- What you will do
Every line below that holds "true" must be copied.

- Stored data
[Start of section]
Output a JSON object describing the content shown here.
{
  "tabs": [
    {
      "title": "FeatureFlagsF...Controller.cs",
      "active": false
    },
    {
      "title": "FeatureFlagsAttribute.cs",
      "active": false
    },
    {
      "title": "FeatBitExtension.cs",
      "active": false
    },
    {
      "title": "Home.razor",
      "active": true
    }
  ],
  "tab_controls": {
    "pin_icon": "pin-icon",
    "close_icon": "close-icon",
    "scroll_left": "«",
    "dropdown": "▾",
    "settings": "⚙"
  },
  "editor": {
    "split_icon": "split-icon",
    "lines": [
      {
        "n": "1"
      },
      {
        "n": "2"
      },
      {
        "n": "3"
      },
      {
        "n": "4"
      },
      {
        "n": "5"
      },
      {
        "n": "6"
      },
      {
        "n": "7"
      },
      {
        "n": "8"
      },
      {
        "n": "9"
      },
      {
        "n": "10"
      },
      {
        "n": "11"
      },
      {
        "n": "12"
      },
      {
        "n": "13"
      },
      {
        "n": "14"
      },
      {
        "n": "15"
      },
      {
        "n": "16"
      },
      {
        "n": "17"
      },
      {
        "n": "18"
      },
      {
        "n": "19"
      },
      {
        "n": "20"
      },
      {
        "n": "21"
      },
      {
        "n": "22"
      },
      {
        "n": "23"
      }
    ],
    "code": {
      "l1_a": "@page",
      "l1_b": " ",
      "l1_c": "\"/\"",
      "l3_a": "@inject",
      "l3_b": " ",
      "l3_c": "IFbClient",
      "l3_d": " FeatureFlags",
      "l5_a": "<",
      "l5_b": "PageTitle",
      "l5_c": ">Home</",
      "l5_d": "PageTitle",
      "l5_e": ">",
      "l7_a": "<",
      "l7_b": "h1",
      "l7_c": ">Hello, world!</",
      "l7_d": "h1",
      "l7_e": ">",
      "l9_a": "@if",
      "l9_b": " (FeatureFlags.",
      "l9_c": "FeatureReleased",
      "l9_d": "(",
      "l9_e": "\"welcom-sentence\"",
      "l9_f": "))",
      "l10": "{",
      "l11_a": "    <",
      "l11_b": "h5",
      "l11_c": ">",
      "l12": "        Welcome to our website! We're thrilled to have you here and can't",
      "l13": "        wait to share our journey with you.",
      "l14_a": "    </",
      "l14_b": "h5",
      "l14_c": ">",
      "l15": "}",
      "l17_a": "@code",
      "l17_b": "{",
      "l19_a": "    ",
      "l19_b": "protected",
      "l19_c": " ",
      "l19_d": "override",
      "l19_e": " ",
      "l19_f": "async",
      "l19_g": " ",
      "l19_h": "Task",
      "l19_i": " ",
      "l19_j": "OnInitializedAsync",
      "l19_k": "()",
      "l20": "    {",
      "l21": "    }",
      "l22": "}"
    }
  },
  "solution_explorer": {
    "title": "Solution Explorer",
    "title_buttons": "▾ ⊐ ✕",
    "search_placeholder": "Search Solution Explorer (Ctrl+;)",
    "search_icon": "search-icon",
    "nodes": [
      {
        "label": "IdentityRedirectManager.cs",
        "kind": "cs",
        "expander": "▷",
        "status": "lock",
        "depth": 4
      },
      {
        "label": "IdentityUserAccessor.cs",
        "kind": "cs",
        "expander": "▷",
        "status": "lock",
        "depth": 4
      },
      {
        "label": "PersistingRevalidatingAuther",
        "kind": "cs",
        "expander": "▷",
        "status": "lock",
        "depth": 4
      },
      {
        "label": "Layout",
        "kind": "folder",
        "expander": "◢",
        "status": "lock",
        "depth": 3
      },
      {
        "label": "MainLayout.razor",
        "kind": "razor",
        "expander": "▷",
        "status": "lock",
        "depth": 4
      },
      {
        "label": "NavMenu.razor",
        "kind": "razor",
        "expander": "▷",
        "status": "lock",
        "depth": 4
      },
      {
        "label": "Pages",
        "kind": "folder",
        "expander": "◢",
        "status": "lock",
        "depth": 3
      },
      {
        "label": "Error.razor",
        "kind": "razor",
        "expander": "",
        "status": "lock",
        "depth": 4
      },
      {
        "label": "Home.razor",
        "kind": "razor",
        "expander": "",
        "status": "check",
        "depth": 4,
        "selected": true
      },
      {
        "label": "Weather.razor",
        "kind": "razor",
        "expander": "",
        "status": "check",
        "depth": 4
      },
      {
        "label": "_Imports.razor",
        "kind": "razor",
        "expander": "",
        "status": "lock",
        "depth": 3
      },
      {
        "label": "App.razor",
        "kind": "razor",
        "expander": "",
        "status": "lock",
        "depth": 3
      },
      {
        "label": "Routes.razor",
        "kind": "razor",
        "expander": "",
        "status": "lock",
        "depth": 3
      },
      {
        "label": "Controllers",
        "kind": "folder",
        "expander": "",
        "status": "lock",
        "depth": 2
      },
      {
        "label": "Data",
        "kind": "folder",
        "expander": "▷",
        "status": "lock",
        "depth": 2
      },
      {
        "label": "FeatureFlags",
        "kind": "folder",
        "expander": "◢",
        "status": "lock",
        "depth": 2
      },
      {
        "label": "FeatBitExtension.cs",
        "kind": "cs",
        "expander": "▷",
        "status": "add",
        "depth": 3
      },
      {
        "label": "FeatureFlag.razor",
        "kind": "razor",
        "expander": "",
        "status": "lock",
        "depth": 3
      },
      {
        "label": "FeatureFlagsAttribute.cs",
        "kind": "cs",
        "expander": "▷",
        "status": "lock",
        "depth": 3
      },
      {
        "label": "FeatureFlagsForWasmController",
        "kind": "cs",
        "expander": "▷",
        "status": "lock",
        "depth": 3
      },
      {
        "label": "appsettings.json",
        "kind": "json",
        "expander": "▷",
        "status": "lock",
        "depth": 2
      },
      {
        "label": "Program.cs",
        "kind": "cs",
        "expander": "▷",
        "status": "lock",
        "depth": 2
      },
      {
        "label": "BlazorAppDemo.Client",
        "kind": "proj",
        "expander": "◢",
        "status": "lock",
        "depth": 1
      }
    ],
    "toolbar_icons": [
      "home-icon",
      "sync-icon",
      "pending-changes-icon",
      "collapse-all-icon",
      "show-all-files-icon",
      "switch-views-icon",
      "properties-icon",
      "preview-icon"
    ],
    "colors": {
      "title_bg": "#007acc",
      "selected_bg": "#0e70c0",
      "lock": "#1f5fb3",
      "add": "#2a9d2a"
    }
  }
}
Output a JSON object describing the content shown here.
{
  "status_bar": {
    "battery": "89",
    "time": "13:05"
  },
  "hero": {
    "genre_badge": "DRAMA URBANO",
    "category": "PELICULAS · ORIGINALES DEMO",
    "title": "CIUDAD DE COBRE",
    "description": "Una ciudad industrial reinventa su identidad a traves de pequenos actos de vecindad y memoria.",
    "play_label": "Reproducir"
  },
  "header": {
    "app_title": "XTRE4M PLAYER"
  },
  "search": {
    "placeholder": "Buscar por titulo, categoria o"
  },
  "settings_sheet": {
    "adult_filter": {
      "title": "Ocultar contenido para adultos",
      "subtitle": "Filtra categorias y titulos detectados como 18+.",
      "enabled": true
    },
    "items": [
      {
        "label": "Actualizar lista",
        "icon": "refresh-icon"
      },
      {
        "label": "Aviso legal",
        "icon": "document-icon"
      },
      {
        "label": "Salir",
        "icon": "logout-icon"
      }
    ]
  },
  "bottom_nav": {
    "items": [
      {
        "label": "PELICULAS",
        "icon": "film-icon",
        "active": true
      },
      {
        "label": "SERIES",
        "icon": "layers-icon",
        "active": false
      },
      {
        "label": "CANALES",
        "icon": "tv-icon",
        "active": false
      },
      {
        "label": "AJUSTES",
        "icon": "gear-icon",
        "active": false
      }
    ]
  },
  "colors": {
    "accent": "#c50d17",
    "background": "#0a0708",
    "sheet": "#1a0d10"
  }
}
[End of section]
- Answer section
      "active": true
        "selected": true
      "enabled": true
        "active": true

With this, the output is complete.